So many names I have gone by:

Great, Black, Brown-Skinned, Haitian, American, Haitian-American, Writer, African-American, Christian, Woman, Wife, Sister, Natural.

I am a member. I fell in. I joined. I paid. I listened. I spoke up. I have shouted. I have risen. I have sat down. I have dreamed. I have cowered. I have fallen down. I have kneeled with purpose. I have prayed. I have cursed. I have written.

I was born.

Within this tribe, these tribes, I am human. I have found my humanity and I find myself extending my hand to touch yours.

A Proposition


I’m taking a class that is stretching every fiber, tendon, bone, vessel in my body entitled “Pens Up, Fears Down.” We were assigned to write a short story using three words we randomly picked from a bag. I haven’t attempted to write a short story in a long time but was thrilled with the challenge. Here is “A Proposition”:

I’ve just returned to the house after running errands and start putting away everything from his grocery list: apples, bananas, chicken breasts, broccoli spears, oatmeal, almond milk and his one vice: thick loaves of French bread. I spill apples on the kitchen island and quickly pile them in the mauve fruit bowl. I fish a water bottle out of my purse and take a long swallow.

            There is a nook with a pillowed bench nestled underneath a tall and expansive bay window. I sit there and unhook the clasp of my leather-bound journal. I begin to jot down things I wish I had the courage to say aloud. After a while, I snap it shut. I go upstairs, gripping the wooden railing with one hand and his dry cleaning with the other. I hang the shirts up in the guest room.

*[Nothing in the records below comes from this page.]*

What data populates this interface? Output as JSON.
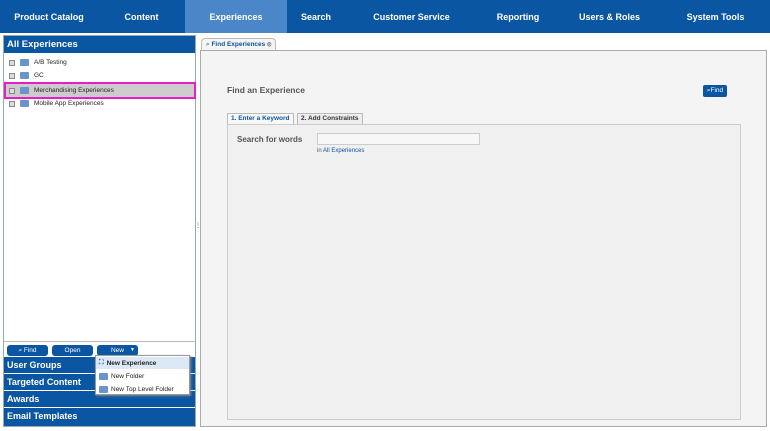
{
  "nav": [
    "Product Catalog",
    "Content",
    "Experiences",
    "Search",
    "Customer Service",
    "Reporting",
    "Users & Roles",
    "System Tools"
  ],
  "left": {
    "title": "All Experiences",
    "tree": [
      "A/B Testing",
      "GC",
      "Merchandising Experiences",
      "Mobile App Experiences"
    ],
    "buttons": {
      "find": "Find",
      "open": "Open",
      "new": "New"
    },
    "menu": [
      "New Experience",
      "New Folder",
      "New Top Level Folder"
    ],
    "sections": [
      "User Groups",
      "Targeted Content",
      "Awards",
      "Email Templates"
    ]
  },
  "main": {
    "tab": "Find Experiences",
    "title": "Find an Experience",
    "find_button": "Find",
    "tabs": [
      "1. Enter a Keyword",
      "2. Add Constraints"
    ],
    "search_label": "Search for words",
    "search_value": "",
    "in_prefix": "in",
    "in_link": "All Experiences"
  }
}
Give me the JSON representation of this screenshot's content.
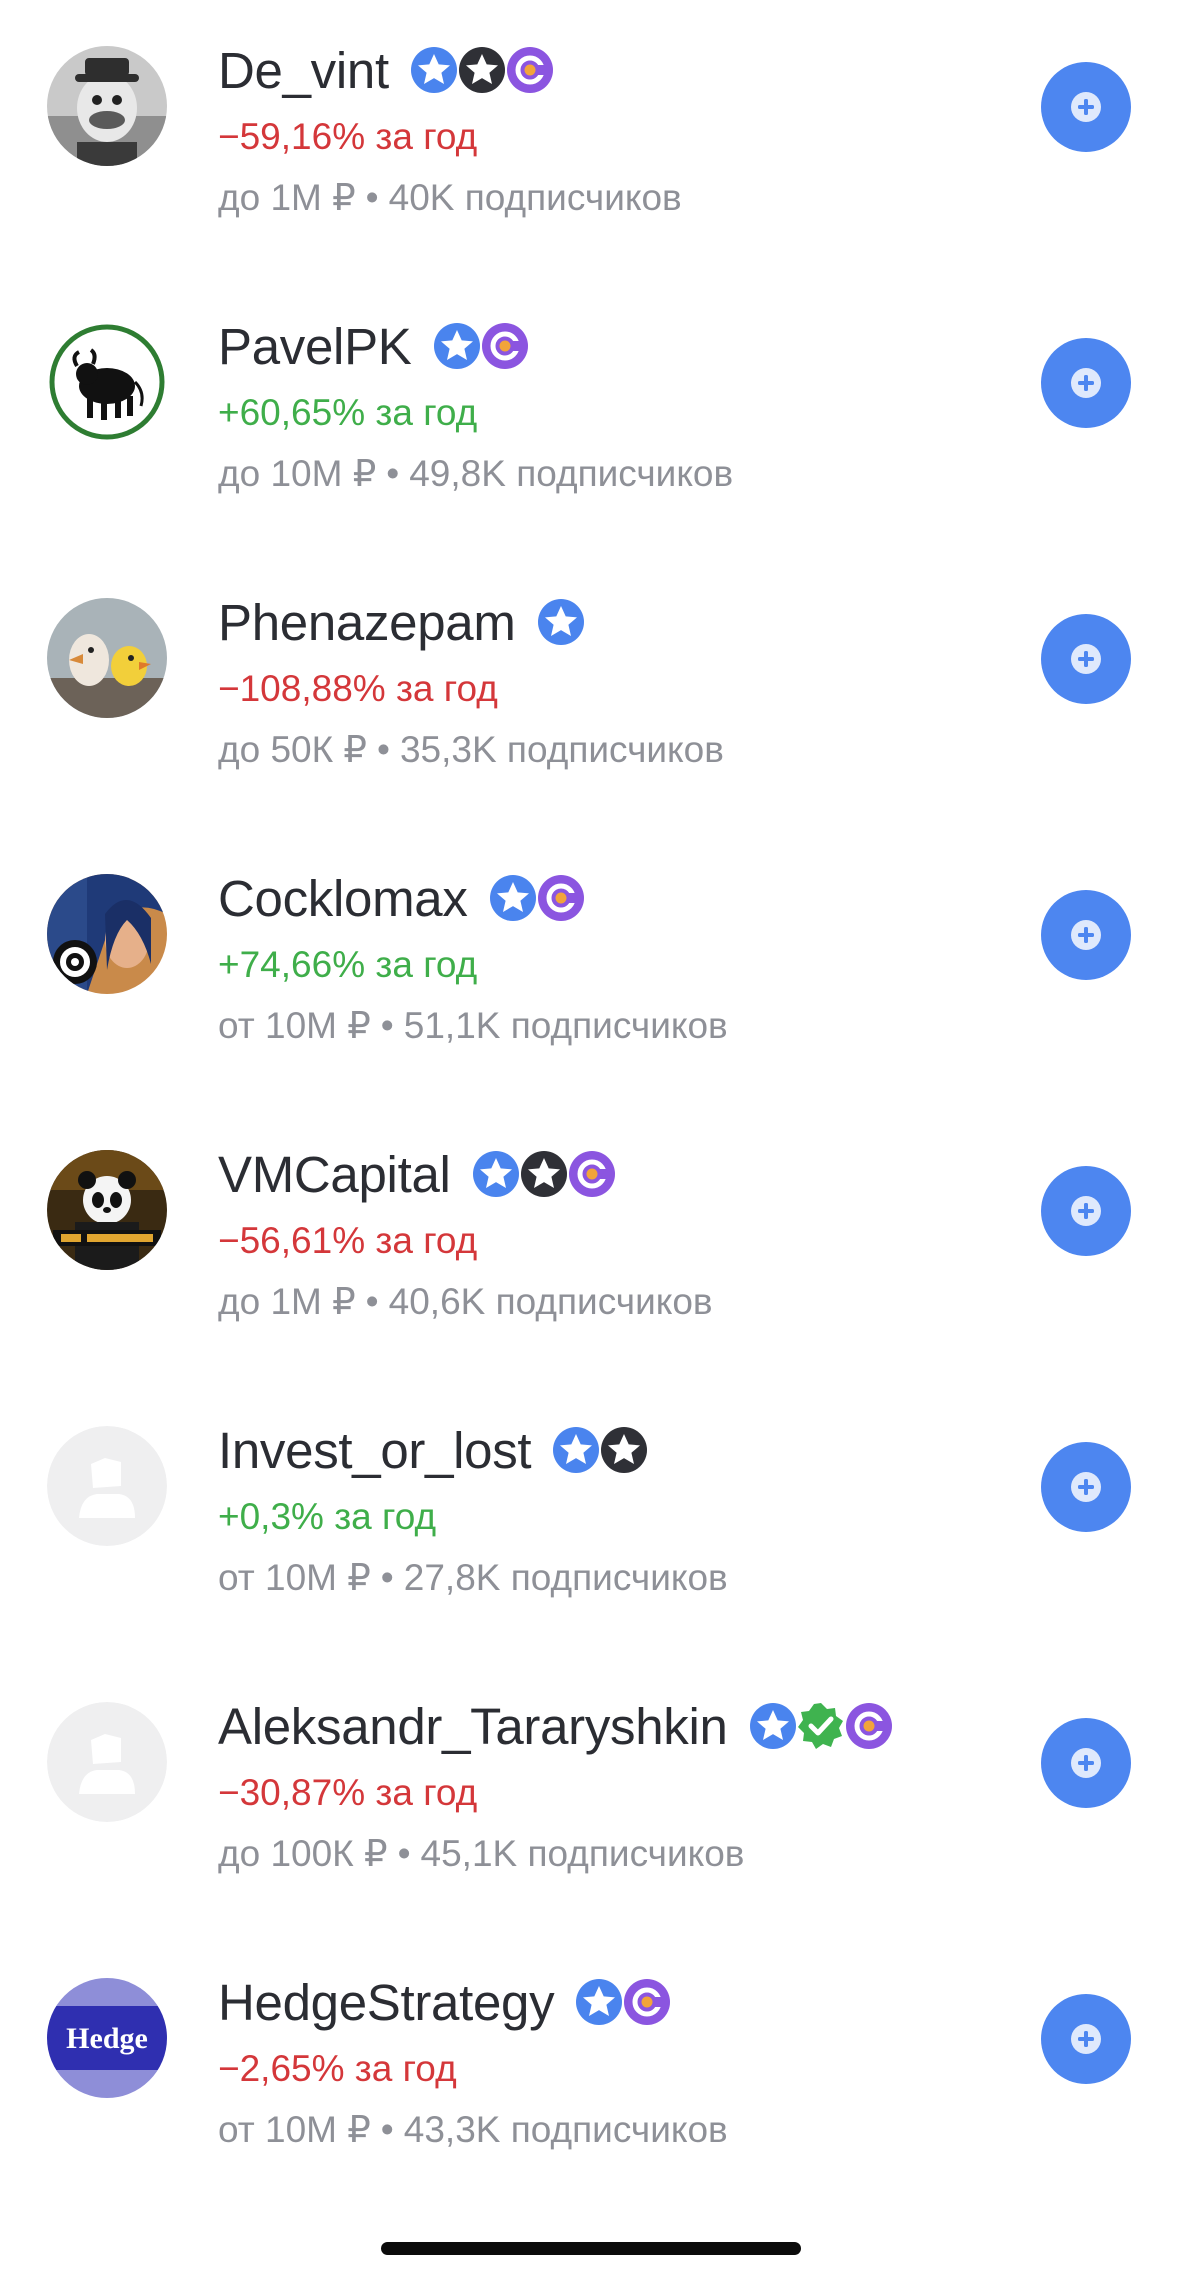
{
  "colors": {
    "positive": "#3fae4a",
    "negative": "#d4373a",
    "accent": "#4d86f0"
  },
  "authors": [
    {
      "name": "De_vint",
      "change": "−59,16% за год",
      "trend": "negative",
      "limit": "до 1М ₽",
      "subscribers": "40K подписчиков",
      "badges": [
        "star-blue-icon",
        "star-dark-icon",
        "ring-purple-icon"
      ],
      "avatar": "duck-cartoon-avatar"
    },
    {
      "name": "PavelPK",
      "change": "+60,65% за год",
      "trend": "positive",
      "limit": "до 10М ₽",
      "subscribers": "49,8K подписчиков",
      "badges": [
        "star-blue-icon",
        "ring-purple-icon"
      ],
      "avatar": "bull-logo-avatar"
    },
    {
      "name": "Phenazepam",
      "change": "−108,88% за год",
      "trend": "negative",
      "limit": "до 50К ₽",
      "subscribers": "35,3K подписчиков",
      "badges": [
        "star-blue-icon"
      ],
      "avatar": "birds-photo-avatar"
    },
    {
      "name": "Cocklomax",
      "change": "+74,66% за год",
      "trend": "positive",
      "limit": "от 10М ₽",
      "subscribers": "51,1K подписчиков",
      "badges": [
        "star-blue-icon",
        "ring-purple-icon"
      ],
      "avatar": "comic-art-avatar"
    },
    {
      "name": "VMCapital",
      "change": "−56,61% за год",
      "trend": "negative",
      "limit": "до 1М ₽",
      "subscribers": "40,6K подписчиков",
      "badges": [
        "star-blue-icon",
        "star-dark-icon",
        "ring-purple-icon"
      ],
      "avatar": "panda-avatar"
    },
    {
      "name": "Invest_or_lost",
      "change": "+0,3% за год",
      "trend": "positive",
      "limit": "от 10М ₽",
      "subscribers": "27,8K подписчиков",
      "badges": [
        "star-blue-icon",
        "star-dark-icon"
      ],
      "avatar": "placeholder-avatar"
    },
    {
      "name": "Aleksandr_Tararyshkin",
      "change": "−30,87% за год",
      "trend": "negative",
      "limit": "до 100К ₽",
      "subscribers": "45,1K подписчиков",
      "badges": [
        "star-blue-icon",
        "verified-green-icon",
        "ring-purple-icon"
      ],
      "avatar": "placeholder-avatar"
    },
    {
      "name": "HedgeStrategy",
      "change": "−2,65% за год",
      "trend": "negative",
      "limit": "от 10М ₽",
      "subscribers": "43,3K подписчиков",
      "badges": [
        "star-blue-icon",
        "ring-purple-icon"
      ],
      "avatar": "hedge-logo-avatar",
      "avatar_text": "Hedge"
    }
  ],
  "follow_icon": "plus-circle-icon",
  "separator": "•"
}
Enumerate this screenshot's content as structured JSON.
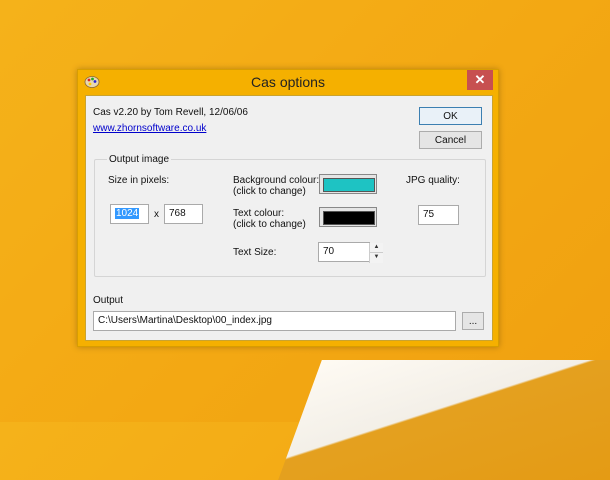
{
  "window": {
    "title": "Cas options",
    "close_glyph": "✕"
  },
  "about": {
    "version": "Cas v2.20 by Tom Revell, 12/06/06",
    "link": "www.zhornsoftware.co.uk"
  },
  "buttons": {
    "ok": "OK",
    "cancel": "Cancel",
    "browse": "..."
  },
  "output_image": {
    "label": "Output image",
    "size_label": "Size in pixels:",
    "width": "1024",
    "times": "x",
    "height": "768",
    "bg_label_1": "Background colour:",
    "bg_label_2": "(click to change)",
    "bg_color": "#1ec3c3",
    "text_label_1": "Text colour:",
    "text_label_2": "(click to change)",
    "text_color": "#000000",
    "text_size_label": "Text Size:",
    "text_size": "70",
    "jpg_label": "JPG quality:",
    "jpg_quality": "75"
  },
  "output": {
    "label": "Output",
    "path": "C:\\Users\\Martina\\Desktop\\00_index.jpg"
  }
}
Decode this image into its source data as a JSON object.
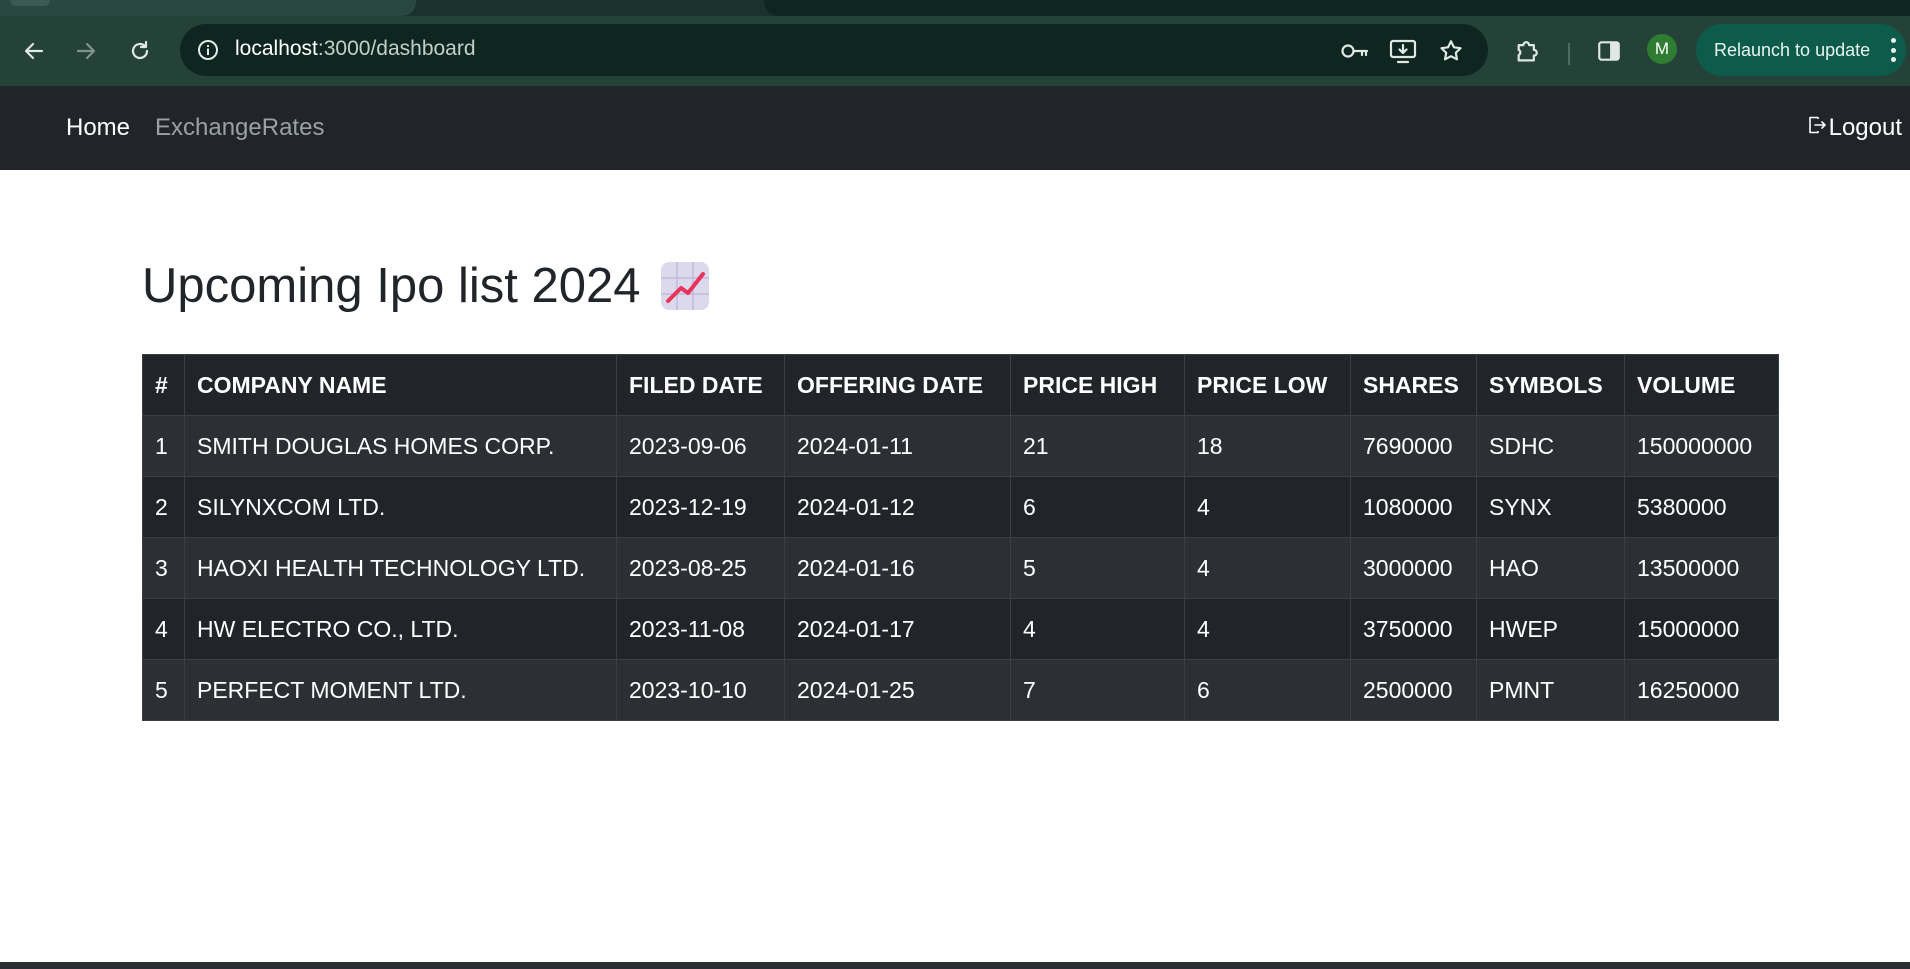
{
  "browser": {
    "url_host": "localhost",
    "url_rest": ":3000/dashboard",
    "profile_initial": "M",
    "relaunch_label": "Relaunch to update"
  },
  "navbar": {
    "home_label": "Home",
    "exchange_rates_label": "ExchangeRates",
    "logout_label": "Logout"
  },
  "page": {
    "title": "Upcoming Ipo list 2024"
  },
  "table": {
    "headers": [
      "#",
      "COMPANY NAME",
      "FILED DATE",
      "OFFERING DATE",
      "PRICE HIGH",
      "PRICE LOW",
      "SHARES",
      "SYMBOLS",
      "VOLUME"
    ],
    "rows": [
      [
        "1",
        "SMITH DOUGLAS HOMES CORP.",
        "2023-09-06",
        "2024-01-11",
        "21",
        "18",
        "7690000",
        "SDHC",
        "150000000"
      ],
      [
        "2",
        "SILYNXCOM LTD.",
        "2023-12-19",
        "2024-01-12",
        "6",
        "4",
        "1080000",
        "SYNX",
        "5380000"
      ],
      [
        "3",
        "HAOXI HEALTH TECHNOLOGY LTD.",
        "2023-08-25",
        "2024-01-16",
        "5",
        "4",
        "3000000",
        "HAO",
        "13500000"
      ],
      [
        "4",
        "HW ELECTRO CO., LTD.",
        "2023-11-08",
        "2024-01-17",
        "4",
        "4",
        "3750000",
        "HWEP",
        "15000000"
      ],
      [
        "5",
        "PERFECT MOMENT LTD.",
        "2023-10-10",
        "2024-01-25",
        "7",
        "6",
        "2500000",
        "PMNT",
        "16250000"
      ]
    ]
  },
  "icons": {
    "back": "arrow-left-icon",
    "forward": "arrow-right-icon",
    "reload": "reload-icon",
    "site_info": "info-icon",
    "password": "key-icon",
    "install": "install-app-icon",
    "bookmark": "star-icon",
    "extensions": "puzzle-icon",
    "side_panel": "side-panel-icon",
    "logout": "logout-icon",
    "title_emoji": "chart-increasing-icon"
  },
  "colors": {
    "navbar_bg": "#212529",
    "table_bg": "#212529",
    "table_stripe": "#2c3034",
    "browser_toolbar": "#254239",
    "relaunch_bg": "#0d5b4a",
    "emoji_line": "#e8335a"
  }
}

            I tiptoe into the bathroom, as if anyone is home to be disturbed by a heavy footstep. I strip off my clothes, leaving my heap of sale rack wears on the heated floor. I perch on the edge of the clawfoot tub, watching it fill up before pouring the Mango Butter Bath Oil into the water. I like the alternating cool and warm streams of air disrupting my bare skin. I pour two capfuls and ease myself in, relishing the luxury and the silence.

            About forty-five minutes later, I grab a lavender towel and wrap it around my body, cinching it at my chest. I peer down, admiring how the color compliments my skin. If he could only see me, I think, pleased at the image I was conjuring up. I lift the stopper and watch remnants of me swirl and disappear down the drain. I spray a cleanser over the porcelain, rinse the tub, and wipe it dry. I focus on my reflection in the mirror and turn my face, inspecting my chin and jaw line. I could use a facial. I shrug my shoulders, grab a body butter from a woven basket and massage it onto my skin, letting it seep into my pores.

            Once fully dry, I set off for the closet. It would be a haven for any fashionista. Swaths of fabric and color delight and overwhelm me. I finally choose the floral print summer dress with the flouncy skirt, cotton blend and Italian silk. I slip it over my head and watch it settle over the curves and angles. I twirl over and over again, catching my reflection in the full-length mirror at each turn.

            I know I am daring to stay a little longer this time. But a single thought persists, feeding my tunnel vision: I belong here…with him. I hear a creaking sound which stops me mid-spin, my reverie interrupted. I put everything back in its place methodically, with deft movements I’ve perfected over the last two years. Jogging down the steps with the laundry basket and used towel in tow, I realize paranoia has gotten the best of me. No one is here. I shove the linens and detergent in the washer and start a new cycle.


            “Hi.” I’m back here in the laundry room!” I call out. He appears in the doorway.

            “I have a proposition for you.”

            My eyes widen, filled with anticipation and longing. “Yes?”

            “What would you think of increasing your hours Monday through Thursday and in return, we give you Fridays off?”

            “That works for me. Thanks, Gabe!”

            “It’s settled then. See you tomorrow! Oh, and tell Michael I said hello. I am sure he will appreciate having his wife home on Fridays.”

            “I think so, too. See you tomorrow.”

Can you guess the three words I was tasked to use? Comment below.  I hope this encourages you to take a leap and write a piece in a genre that is uncomfortable or new to you.